→ **Instructions to follow**:
Check every line of the material below for "mode". Give the number of lines that have it, and only that.

→ **Supplied material**:
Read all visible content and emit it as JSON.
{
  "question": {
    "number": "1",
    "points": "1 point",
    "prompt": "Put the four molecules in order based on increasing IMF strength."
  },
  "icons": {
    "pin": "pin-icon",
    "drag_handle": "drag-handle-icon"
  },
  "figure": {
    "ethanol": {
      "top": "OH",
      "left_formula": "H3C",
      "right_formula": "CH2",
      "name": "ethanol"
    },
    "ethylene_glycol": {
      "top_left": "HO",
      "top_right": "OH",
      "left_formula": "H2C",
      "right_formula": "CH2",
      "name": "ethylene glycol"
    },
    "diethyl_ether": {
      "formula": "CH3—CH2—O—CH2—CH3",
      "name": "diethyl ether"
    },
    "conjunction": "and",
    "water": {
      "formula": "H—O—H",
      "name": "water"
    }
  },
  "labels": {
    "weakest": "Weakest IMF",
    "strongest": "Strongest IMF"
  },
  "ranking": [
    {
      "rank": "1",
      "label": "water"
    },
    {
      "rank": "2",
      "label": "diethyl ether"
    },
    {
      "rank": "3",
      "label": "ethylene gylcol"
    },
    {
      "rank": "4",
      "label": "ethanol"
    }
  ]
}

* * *

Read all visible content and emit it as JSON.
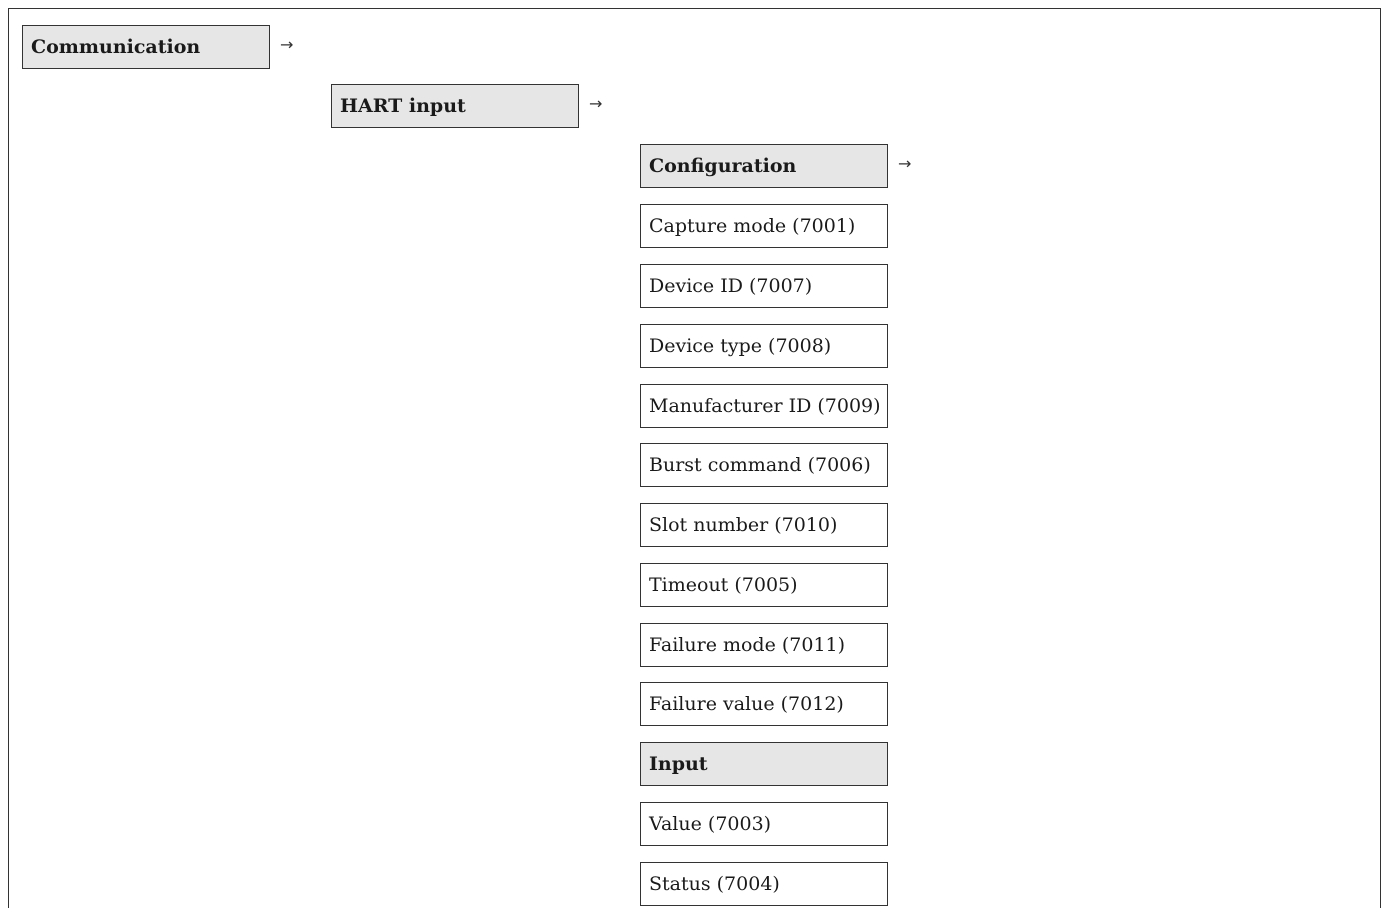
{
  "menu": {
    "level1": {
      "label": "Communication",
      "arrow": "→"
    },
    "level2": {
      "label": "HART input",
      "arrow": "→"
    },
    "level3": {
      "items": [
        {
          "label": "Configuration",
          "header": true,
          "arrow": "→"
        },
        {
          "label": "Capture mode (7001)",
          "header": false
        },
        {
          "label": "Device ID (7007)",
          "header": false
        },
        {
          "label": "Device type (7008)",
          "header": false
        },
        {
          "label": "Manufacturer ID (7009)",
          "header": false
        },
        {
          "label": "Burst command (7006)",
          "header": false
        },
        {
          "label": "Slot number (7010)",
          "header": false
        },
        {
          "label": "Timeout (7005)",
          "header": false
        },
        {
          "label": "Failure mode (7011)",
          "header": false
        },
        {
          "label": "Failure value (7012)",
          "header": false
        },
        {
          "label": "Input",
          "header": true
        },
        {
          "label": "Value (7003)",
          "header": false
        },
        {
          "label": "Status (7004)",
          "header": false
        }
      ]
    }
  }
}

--

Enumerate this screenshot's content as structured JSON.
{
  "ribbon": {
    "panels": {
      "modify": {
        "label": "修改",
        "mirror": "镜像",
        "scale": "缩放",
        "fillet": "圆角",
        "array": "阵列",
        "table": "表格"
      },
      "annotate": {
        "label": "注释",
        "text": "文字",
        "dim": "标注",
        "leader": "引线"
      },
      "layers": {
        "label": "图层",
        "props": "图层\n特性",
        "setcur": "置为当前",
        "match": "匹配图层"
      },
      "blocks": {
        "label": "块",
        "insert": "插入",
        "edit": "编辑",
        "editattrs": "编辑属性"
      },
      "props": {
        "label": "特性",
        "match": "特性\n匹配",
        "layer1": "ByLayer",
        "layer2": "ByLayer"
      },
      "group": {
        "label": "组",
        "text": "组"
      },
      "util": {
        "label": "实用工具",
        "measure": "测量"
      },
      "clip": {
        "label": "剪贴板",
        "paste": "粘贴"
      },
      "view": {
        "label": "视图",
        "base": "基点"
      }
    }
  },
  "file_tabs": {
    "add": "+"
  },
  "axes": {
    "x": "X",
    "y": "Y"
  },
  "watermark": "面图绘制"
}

→ **Completed exercise**:
2